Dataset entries
-- Opening Marker --

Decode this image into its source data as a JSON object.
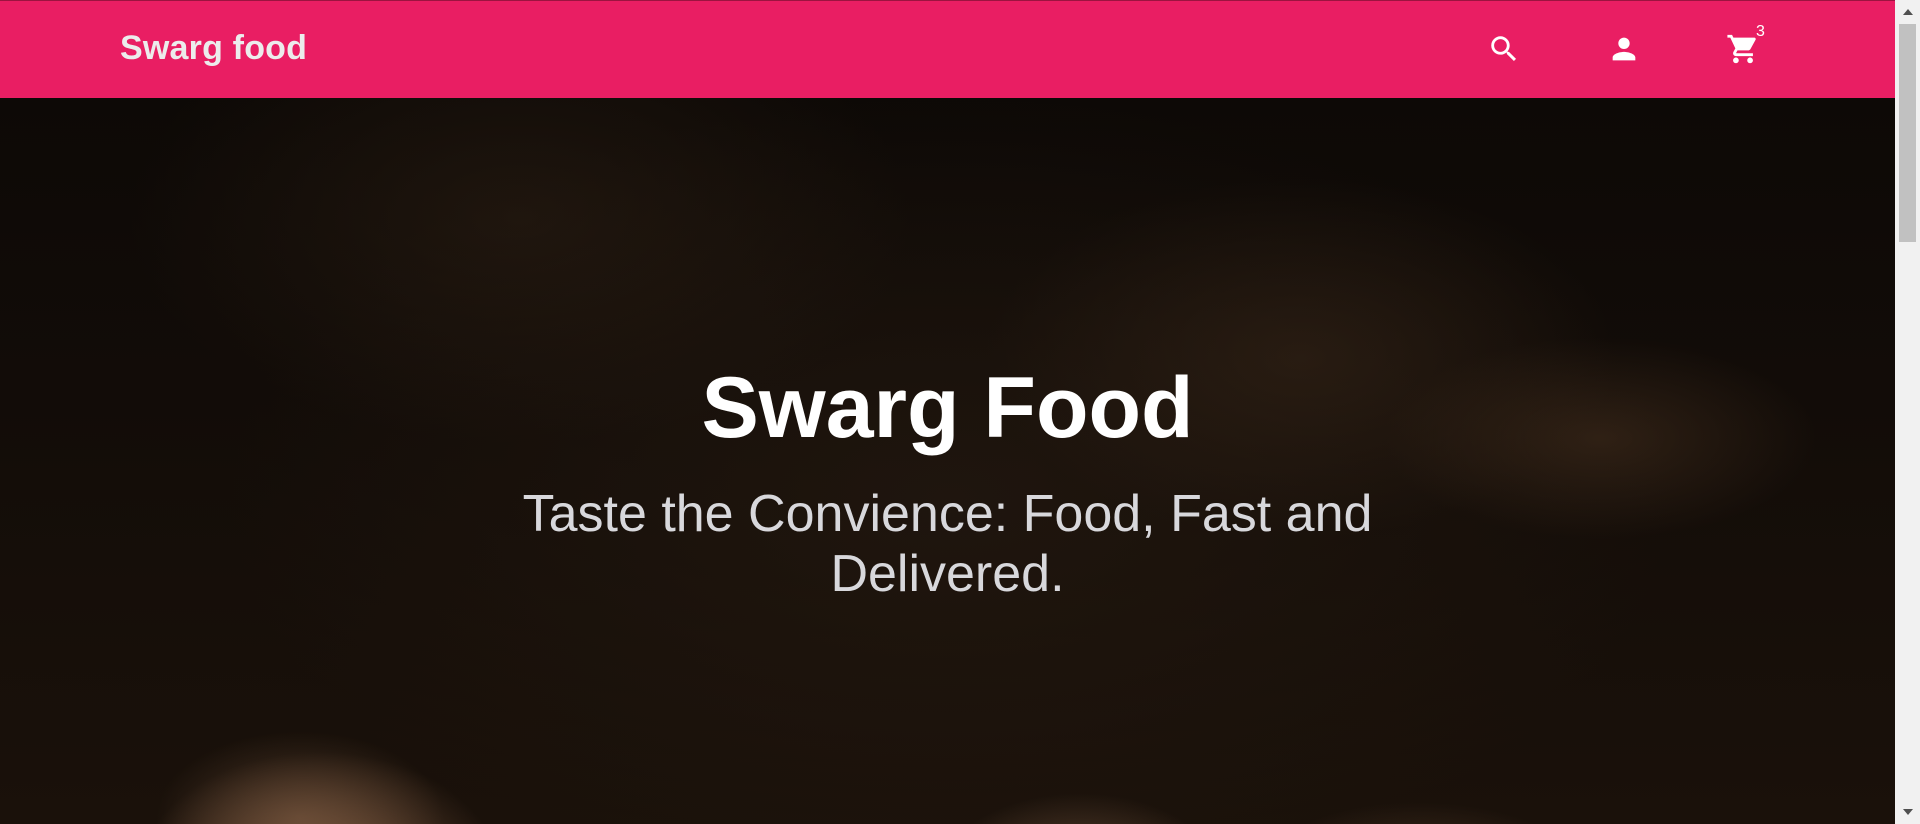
{
  "navbar": {
    "brand": "Swarg food",
    "background_color": "#e91e63",
    "icons": {
      "search": "search-icon",
      "account": "account-icon",
      "cart": "shopping-cart-icon"
    },
    "cart_count": "3"
  },
  "hero": {
    "title": "Swarg Food",
    "subtitle": "Taste the Convience: Food, Fast and Delivered."
  },
  "scrollbar": {
    "icons": {
      "up": "scroll-up-arrow-icon",
      "down": "scroll-down-arrow-icon"
    }
  }
}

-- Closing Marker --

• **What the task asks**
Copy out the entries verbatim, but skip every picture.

• **Written reply**
Decode this image into its source data as a JSON object.
{
  "navbar": {
    "brand": "Swarg food",
    "background_color": "#e91e63",
    "icons": {
      "search": "search-icon",
      "account": "account-icon",
      "cart": "shopping-cart-icon"
    },
    "cart_count": "3"
  },
  "hero": {
    "title": "Swarg Food",
    "subtitle": "Taste the Convience: Food, Fast and Delivered."
  },
  "scrollbar": {
    "icons": {
      "up": "scroll-up-arrow-icon",
      "down": "scroll-down-arrow-icon"
    }
  }
}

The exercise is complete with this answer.